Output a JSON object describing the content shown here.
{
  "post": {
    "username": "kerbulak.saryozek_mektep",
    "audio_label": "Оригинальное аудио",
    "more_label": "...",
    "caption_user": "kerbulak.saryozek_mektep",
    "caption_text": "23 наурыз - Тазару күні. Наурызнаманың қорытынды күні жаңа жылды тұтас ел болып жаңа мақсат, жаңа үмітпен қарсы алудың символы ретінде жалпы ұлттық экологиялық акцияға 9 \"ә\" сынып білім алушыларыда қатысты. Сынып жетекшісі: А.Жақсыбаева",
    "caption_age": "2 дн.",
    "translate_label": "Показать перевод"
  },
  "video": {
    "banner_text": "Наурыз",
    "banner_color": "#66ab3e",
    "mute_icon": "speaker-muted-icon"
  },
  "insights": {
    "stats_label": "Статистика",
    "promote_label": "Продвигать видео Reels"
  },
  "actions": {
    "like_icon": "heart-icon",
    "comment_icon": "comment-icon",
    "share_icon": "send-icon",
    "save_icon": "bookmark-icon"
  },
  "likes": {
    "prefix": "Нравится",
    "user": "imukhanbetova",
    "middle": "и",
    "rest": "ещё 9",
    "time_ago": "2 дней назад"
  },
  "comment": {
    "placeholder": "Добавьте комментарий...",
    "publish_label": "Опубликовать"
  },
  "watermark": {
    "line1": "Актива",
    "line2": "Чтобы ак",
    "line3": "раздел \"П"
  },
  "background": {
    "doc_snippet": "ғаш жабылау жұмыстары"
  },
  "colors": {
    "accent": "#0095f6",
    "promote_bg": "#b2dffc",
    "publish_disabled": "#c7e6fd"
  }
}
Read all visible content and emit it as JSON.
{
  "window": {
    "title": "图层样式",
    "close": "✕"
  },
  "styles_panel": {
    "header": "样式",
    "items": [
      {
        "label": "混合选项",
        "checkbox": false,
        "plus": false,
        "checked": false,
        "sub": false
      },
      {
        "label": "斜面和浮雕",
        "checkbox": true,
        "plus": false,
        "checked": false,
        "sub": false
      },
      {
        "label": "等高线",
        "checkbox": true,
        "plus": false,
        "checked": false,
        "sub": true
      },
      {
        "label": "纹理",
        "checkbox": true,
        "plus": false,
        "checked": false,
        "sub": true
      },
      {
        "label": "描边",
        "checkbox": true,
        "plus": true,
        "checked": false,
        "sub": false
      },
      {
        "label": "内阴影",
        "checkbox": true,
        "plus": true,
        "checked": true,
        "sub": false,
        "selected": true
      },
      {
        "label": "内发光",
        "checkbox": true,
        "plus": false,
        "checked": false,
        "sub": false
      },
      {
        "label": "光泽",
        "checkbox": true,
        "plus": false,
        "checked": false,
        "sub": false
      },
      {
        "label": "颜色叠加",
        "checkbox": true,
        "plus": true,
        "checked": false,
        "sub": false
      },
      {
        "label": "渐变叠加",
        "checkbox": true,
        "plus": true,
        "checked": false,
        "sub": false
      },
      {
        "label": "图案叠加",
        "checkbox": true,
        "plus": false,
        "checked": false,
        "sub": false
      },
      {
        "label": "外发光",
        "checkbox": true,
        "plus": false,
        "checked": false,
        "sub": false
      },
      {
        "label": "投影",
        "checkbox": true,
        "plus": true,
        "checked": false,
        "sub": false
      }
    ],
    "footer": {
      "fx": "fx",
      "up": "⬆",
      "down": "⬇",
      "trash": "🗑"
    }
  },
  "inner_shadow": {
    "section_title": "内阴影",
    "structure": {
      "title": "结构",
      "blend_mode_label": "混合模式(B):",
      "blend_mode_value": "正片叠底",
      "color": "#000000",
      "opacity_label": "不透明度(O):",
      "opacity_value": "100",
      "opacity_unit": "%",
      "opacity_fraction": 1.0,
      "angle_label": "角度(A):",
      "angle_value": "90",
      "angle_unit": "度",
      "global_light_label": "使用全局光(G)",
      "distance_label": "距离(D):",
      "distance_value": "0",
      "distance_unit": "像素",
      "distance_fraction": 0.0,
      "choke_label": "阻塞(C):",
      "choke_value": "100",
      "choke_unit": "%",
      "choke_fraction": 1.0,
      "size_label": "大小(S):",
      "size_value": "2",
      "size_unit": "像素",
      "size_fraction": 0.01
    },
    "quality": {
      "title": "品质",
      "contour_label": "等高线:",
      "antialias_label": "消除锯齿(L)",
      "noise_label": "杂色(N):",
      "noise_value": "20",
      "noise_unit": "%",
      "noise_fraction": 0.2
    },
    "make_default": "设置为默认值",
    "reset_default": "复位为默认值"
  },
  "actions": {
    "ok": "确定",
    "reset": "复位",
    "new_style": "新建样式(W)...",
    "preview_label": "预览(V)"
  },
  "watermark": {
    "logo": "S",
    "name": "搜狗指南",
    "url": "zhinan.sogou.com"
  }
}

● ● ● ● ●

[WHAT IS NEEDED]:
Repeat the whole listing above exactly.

[THE COMPLETED TASK]:
Output a JSON object describing the content shown here.
{
  "post": {
    "username": "kerbulak.saryozek_mektep",
    "audio_label": "Оригинальное аудио",
    "more_label": "...",
    "caption_user": "kerbulak.saryozek_mektep",
    "caption_text": "23 наурыз - Тазару күні. Наурызнаманың қорытынды күні жаңа жылды тұтас ел болып жаңа мақсат, жаңа үмітпен қарсы алудың символы ретінде жалпы ұлттық экологиялық акцияға 9 \"ә\" сынып білім алушыларыда қатысты. Сынып жетекшісі: А.Жақсыбаева",
    "caption_age": "2 дн.",
    "translate_label": "Показать перевод"
  },
  "video": {
    "banner_text": "Наурыз",
    "banner_color": "#66ab3e",
    "mute_icon": "speaker-muted-icon"
  },
  "insights": {
    "stats_label": "Статистика",
    "promote_label": "Продвигать видео Reels"
  },
  "actions": {
    "like_icon": "heart-icon",
    "comment_icon": "comment-icon",
    "share_icon": "send-icon",
    "save_icon": "bookmark-icon"
  },
  "likes": {
    "prefix": "Нравится",
    "user": "imukhanbetova",
    "middle": "и",
    "rest": "ещё 9",
    "time_ago": "2 дней назад"
  },
  "comment": {
    "placeholder": "Добавьте комментарий...",
    "publish_label": "Опубликовать"
  },
  "watermark": {
    "line1": "Актива",
    "line2": "Чтобы ак",
    "line3": "раздел \"П"
  },
  "background": {
    "doc_snippet": "ғаш жабылау жұмыстары"
  },
  "colors": {
    "accent": "#0095f6",
    "promote_bg": "#b2dffc",
    "publish_disabled": "#c7e6fd"
  }
}
Read all visible content and emit it as JSON.
{
  "window": {
    "title": "图层样式",
    "close": "✕"
  },
  "styles_panel": {
    "header": "样式",
    "items": [
      {
        "label": "混合选项",
        "checkbox": false,
        "plus": false,
        "checked": false,
        "sub": false
      },
      {
        "label": "斜面和浮雕",
        "checkbox": true,
        "plus": false,
        "checked": false,
        "sub": false
      },
      {
        "label": "等高线",
        "checkbox": true,
        "plus": false,
        "checked": false,
        "sub": true
      },
      {
        "label": "纹理",
        "checkbox": true,
        "plus": false,
        "checked": false,
        "sub": true
      },
      {
        "label": "描边",
        "checkbox": true,
        "plus": true,
        "checked": false,
        "sub": false
      },
      {
        "label": "内阴影",
        "checkbox": true,
        "plus": true,
        "checked": true,
        "sub": false,
        "selected": true
      },
      {
        "label": "内发光",
        "checkbox": true,
        "plus": false,
        "checked": false,
        "sub": false
      },
      {
        "label": "光泽",
        "checkbox": true,
        "plus": false,
        "checked": false,
        "sub": false
      },
      {
        "label": "颜色叠加",
        "checkbox": true,
        "plus": true,
        "checked": false,
        "sub": false
      },
      {
        "label": "渐变叠加",
        "checkbox": true,
        "plus": true,
        "checked": false,
        "sub": false
      },
      {
        "label": "图案叠加",
        "checkbox": true,
        "plus": false,
        "checked": false,
        "sub": false
      },
      {
        "label": "外发光",
        "checkbox": true,
        "plus": false,
        "checked": false,
        "sub": false
      },
      {
        "label": "投影",
        "checkbox": true,
        "plus": true,
        "checked": false,
        "sub": false
      }
    ],
    "footer": {
      "fx": "fx",
      "up": "⬆",
      "down": "⬇",
      "trash": "🗑"
    }
  },
  "inner_shadow": {
    "section_title": "内阴影",
    "structure": {
      "title": "结构",
      "blend_mode_label": "混合模式(B):",
      "blend_mode_value": "正片叠底",
      "color": "#000000",
      "opacity_label": "不透明度(O):",
      "opacity_value": "100",
      "opacity_unit": "%",
      "opacity_fraction": 1.0,
      "angle_label": "角度(A):",
      "angle_value": "90",
      "angle_unit": "度",
      "global_light_label": "使用全局光(G)",
      "distance_label": "距离(D):",
      "distance_value": "0",
      "distance_unit": "像素",
      "distance_fraction": 0.0,
      "choke_label": "阻塞(C):",
      "choke_value": "100",
      "choke_unit": "%",
      "choke_fraction": 1.0,
      "size_label": "大小(S):",
      "size_value": "2",
      "size_unit": "像素",
      "size_fraction": 0.01
    },
    "quality": {
      "title": "品质",
      "contour_label": "等高线:",
      "antialias_label": "消除锯齿(L)",
      "noise_label": "杂色(N):",
      "noise_value": "20",
      "noise_unit": "%",
      "noise_fraction": 0.2
    },
    "make_default": "设置为默认值",
    "reset_default": "复位为默认值"
  },
  "actions": {
    "ok": "确定",
    "reset": "复位",
    "new_style": "新建样式(W)...",
    "preview_label": "预览(V)"
  },
  "watermark": {
    "logo": "S",
    "name": "搜狗指南",
    "url": "zhinan.sogou.com"
  }
}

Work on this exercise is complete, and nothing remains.